New Movies -
Abraham Lincoln: Vampire Hunter
Old Movies -
Touki Bouki: The Journey of the Hyena
The Strange Affair of Uncle Harry
Recap: 2000, 2001, 2002, 2003, 2004 , 2005, 2006, 2007 , 2008 , 2009 , 2010 , 2011 , 2012
Edmond (Stuart Gordon, 2005)
Although the 1990s were unkind to horror maestro Stuart Gordon, this decade has seen the director quietly return to form with a series of lean, mean, finely crafted films that show the fierce sensibility behind the cult hit Re-Animator still at work. Although Dagon, 2001’s H.P. Lovecraft adaptation, found Gordon well within his comfort zone, it was undeniably the finest work from the director in over a decade. The grisly neo-noir King of the Ants, which came next, was even more unexpected. A revenge thriller that sidestepped the horror genre, it focused on the descent of an ordinary working man into madness. Filled with effectively brutal violence and a shockingly disturbing plot, it suggested a side to Gordon that was rarely hinted at in his previous films. Thanks to the groundwork laid by Ants, Gordon’s choice to adapt David Mamet’s provocative one-act play Edmond is not a shocking one, but its depiction of a bigoted businessman (William H. Macy) run amok naturally extends the director’s oeuvre into exciting territory.

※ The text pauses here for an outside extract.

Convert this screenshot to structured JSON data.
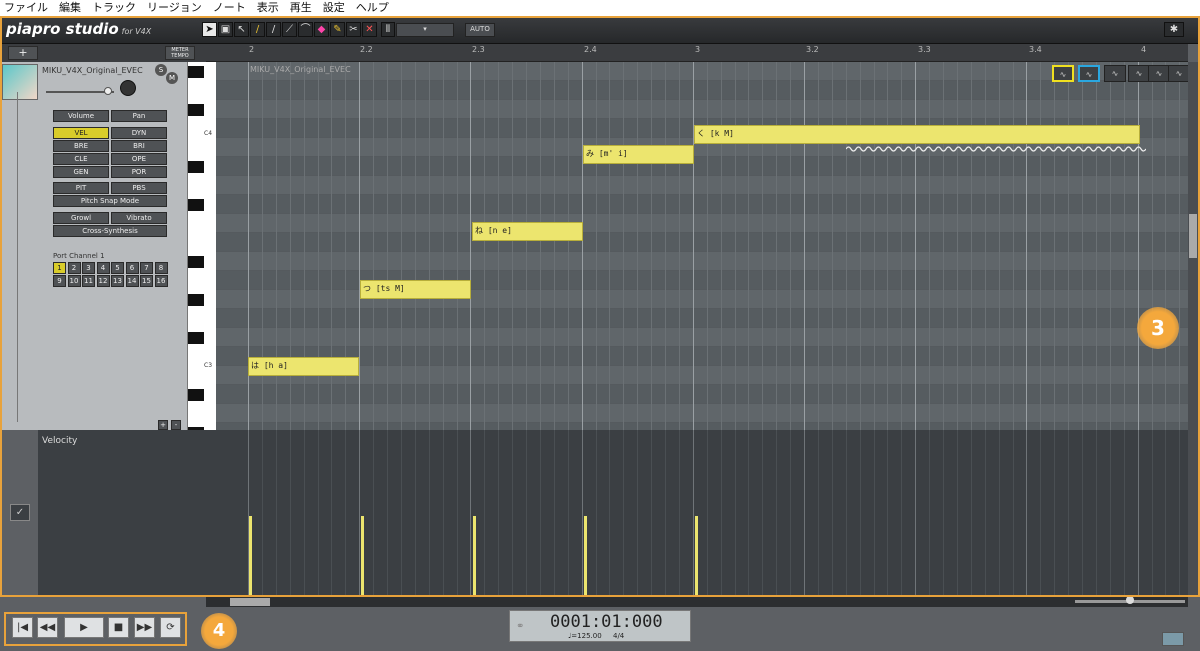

Mamet’s screenplay, like all of his work, is heavily stylized, and Gordon doesn’t shy away from it. He imbues the New York City streets where the film is set with an otherworldliness that foretells the madness that overtakes Edmond in the same way that Kubrick’s phony cityscape turned Eyes Wide Shut into a tour of its protagonist’s psyche. The entire film is dominated by a queasy tone that threatens to take each of Edmond’s transactional dealings over the edge into violence. Gordon controls each scene well enough, and Mamet veteran Macy’s inherent skittishness adds a lot to the role, but although he seems perfectly cast, his performance is the film’s greatest liability. Macy’s quite good here, but he’s not good enough. He delivers the staccato dialogue without missing a beat, but somehow a firmer picture of Edmond’s mental state never emerges from his performance. As a result, Edmond ends up as an effectively pitched shock piece that never manages to achieve any greater resonance, despite the invocation of a half-dozen audience-alienating psychological afflictions. Mamet goes for the jugular of the privileged white male, but his attempts to make Edmond representative of a larger societal malaise mostly fall flat because Edmond himself is so obviously a flimsy screenwriter’s device. Nonetheless, Gordon insures that the film is full of virtue. His insistent emphases on the script’s suspense elements push the movie into an unpredictable danger zone, making it a consistently stimulating viewing experience.